United States
v. SCRAP (1973) Tennessee Valley Authority v. Hill
Tennessee Valley Authority v. Hill
(1978) Vermont Yankee v. NRDC (1978) Hughes v. Oklahoma
Hughes v. Oklahoma
(1979) Lujan v. Defenders of Wildlife
Lujan v. Defenders of Wildlife
(1992) United States
United States
v. Bestfoods (1998) Friends of the Earth v. Laidlaw Environmental Services (2000) SWANCC v. Army Corps of Engineers (2001) Department of Transportation v. Public Citizen
Department of Transportation v. Public Citizen
(2004) Rapanos v. United States
United States
(2006) Massachusetts v. EPA (2007) National Ass'n of Home Builders v. Defenders of Wildlife
National Ass'n of Home Builders v. Defenders of Wildlife
(2007) Coeur Alaska, Inc. v. Southeast Alaska Conservation Council
Coeur Alaska, Inc. v. Southeast Alaska Conservation Council
(2009)

Major federal legislation and treaties

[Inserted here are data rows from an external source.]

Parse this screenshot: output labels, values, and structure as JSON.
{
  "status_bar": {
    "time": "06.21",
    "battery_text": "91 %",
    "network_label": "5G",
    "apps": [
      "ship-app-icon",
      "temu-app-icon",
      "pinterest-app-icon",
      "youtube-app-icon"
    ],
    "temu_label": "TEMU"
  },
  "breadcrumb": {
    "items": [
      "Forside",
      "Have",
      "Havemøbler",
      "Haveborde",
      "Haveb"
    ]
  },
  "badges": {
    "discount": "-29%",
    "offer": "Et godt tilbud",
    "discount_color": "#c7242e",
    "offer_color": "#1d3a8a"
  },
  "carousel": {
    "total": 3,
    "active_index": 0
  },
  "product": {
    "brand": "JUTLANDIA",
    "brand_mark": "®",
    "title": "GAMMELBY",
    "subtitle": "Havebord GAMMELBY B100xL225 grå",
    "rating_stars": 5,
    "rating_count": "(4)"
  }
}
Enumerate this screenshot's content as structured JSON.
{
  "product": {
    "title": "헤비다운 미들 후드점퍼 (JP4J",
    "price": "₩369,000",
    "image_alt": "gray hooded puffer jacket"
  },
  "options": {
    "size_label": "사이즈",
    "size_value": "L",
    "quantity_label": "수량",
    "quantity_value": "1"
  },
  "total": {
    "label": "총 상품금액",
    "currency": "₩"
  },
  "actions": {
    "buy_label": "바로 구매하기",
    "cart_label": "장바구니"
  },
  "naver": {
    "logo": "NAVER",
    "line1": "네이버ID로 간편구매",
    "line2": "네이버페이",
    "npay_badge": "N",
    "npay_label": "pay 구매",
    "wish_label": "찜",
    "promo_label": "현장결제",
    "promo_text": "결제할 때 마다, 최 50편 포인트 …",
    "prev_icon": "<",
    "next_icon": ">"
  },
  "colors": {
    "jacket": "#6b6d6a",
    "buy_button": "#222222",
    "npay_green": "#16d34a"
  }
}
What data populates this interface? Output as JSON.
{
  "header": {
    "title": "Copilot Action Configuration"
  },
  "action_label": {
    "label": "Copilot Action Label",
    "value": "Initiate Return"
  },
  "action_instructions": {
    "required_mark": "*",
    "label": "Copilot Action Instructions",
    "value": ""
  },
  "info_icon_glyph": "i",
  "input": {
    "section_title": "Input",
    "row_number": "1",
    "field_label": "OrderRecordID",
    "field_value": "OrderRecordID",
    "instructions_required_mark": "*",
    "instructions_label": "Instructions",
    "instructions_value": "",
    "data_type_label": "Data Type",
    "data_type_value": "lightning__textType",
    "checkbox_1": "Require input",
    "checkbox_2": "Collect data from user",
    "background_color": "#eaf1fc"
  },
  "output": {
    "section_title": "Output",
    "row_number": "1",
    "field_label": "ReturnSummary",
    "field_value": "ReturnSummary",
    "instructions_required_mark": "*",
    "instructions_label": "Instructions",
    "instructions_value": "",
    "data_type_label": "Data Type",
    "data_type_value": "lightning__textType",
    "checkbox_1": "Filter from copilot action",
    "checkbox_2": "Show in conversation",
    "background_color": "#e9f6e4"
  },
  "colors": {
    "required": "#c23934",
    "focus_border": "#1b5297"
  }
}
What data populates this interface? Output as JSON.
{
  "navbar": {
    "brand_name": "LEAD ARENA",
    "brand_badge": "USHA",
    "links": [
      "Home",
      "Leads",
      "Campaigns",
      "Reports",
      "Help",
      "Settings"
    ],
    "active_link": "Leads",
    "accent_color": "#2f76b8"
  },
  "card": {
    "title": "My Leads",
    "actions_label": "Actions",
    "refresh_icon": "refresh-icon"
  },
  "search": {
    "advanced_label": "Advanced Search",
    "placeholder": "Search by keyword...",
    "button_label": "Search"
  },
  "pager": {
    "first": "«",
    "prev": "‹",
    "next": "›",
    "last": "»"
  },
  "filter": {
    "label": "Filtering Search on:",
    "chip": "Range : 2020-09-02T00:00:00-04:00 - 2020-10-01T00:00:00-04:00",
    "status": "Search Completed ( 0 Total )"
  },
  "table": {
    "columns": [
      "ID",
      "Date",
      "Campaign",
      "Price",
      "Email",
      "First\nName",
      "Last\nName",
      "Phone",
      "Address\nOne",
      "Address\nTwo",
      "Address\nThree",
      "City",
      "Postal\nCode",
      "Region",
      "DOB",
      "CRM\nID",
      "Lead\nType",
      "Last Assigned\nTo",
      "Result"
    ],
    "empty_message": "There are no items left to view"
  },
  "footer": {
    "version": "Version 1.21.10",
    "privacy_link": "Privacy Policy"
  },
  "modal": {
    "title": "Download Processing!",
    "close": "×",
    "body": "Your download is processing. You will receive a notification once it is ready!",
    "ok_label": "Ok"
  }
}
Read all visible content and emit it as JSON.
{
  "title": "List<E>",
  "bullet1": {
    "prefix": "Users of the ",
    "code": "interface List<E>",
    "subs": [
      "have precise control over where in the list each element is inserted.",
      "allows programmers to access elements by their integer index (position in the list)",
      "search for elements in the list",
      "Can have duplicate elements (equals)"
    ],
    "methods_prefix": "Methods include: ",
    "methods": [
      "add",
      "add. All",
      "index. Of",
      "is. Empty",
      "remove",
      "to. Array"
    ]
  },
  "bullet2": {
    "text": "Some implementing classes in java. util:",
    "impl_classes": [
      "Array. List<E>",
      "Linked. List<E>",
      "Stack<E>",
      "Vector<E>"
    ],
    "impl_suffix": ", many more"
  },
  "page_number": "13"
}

Rivers and Harbors Act (1899) Lacey Act (1900) Weeks Act (1911) North Pacific Fur Seal Convention of 1911
North Pacific Fur Seal Convention of 1911
(1911) Migratory Bird Treaty Act (1918) Fish and Wildlife Coordination Act (1934) Watershed Protection and Flood Prevention Act (1954) Clean Air Act (1963, 1970) National Environmental Policy Act
National Environmental Policy Act
(1970) Clean Water Act
Clean Water Act
(1972) Federal Insecticide, Fungicide, and Rodenticide Act
Federal Insecticide, Fungicide, and Rodenticide Act
(1972) Noise Control Act (1972) Endangered Species Act
Endangered Species Act
(1973) Safe Drinking Water Act
Safe Drinking Water Act
(1974) Resource Conservation and Recovery Act
Resource Conservation and Recovery Act
(1976) Toxic Substances Control Act (1976) Surface Mining Control and Reclamation Act (1977) CERCLA (Superfund) (1980) Emergency Planning and Community Right-to-Know Act
Emergency Planning and Community Right-to-Know Act
(1986) Emergency Wetlands Resources Act
Emergency Wetlands Resources Act
(1986) Frank R. Lautenberg Chemical Safety for the 21st Century Act
Frank R. Lautenberg Chemical Safety for the 21st Century Act
(2016)

Federal agencies

Agency for Toxic Substances and Disease Registry Council on Environmental Quality Office of Surface Mining United States
United States
Environmental Protection Agency United States
United States
Fish and Wildlife Service

Regulations and concepts

Best available technology Citizen suit Discharge Monitoring Report Effluent guidelines Environmental crime Environmental impact statement Environmental justice National Ambient Air Quality Standards National Priorities List New Source Performance Standard Not-To-Exceed
Not-To-Exceed
(NTE) Right to know Total maximum daily load Toxici

.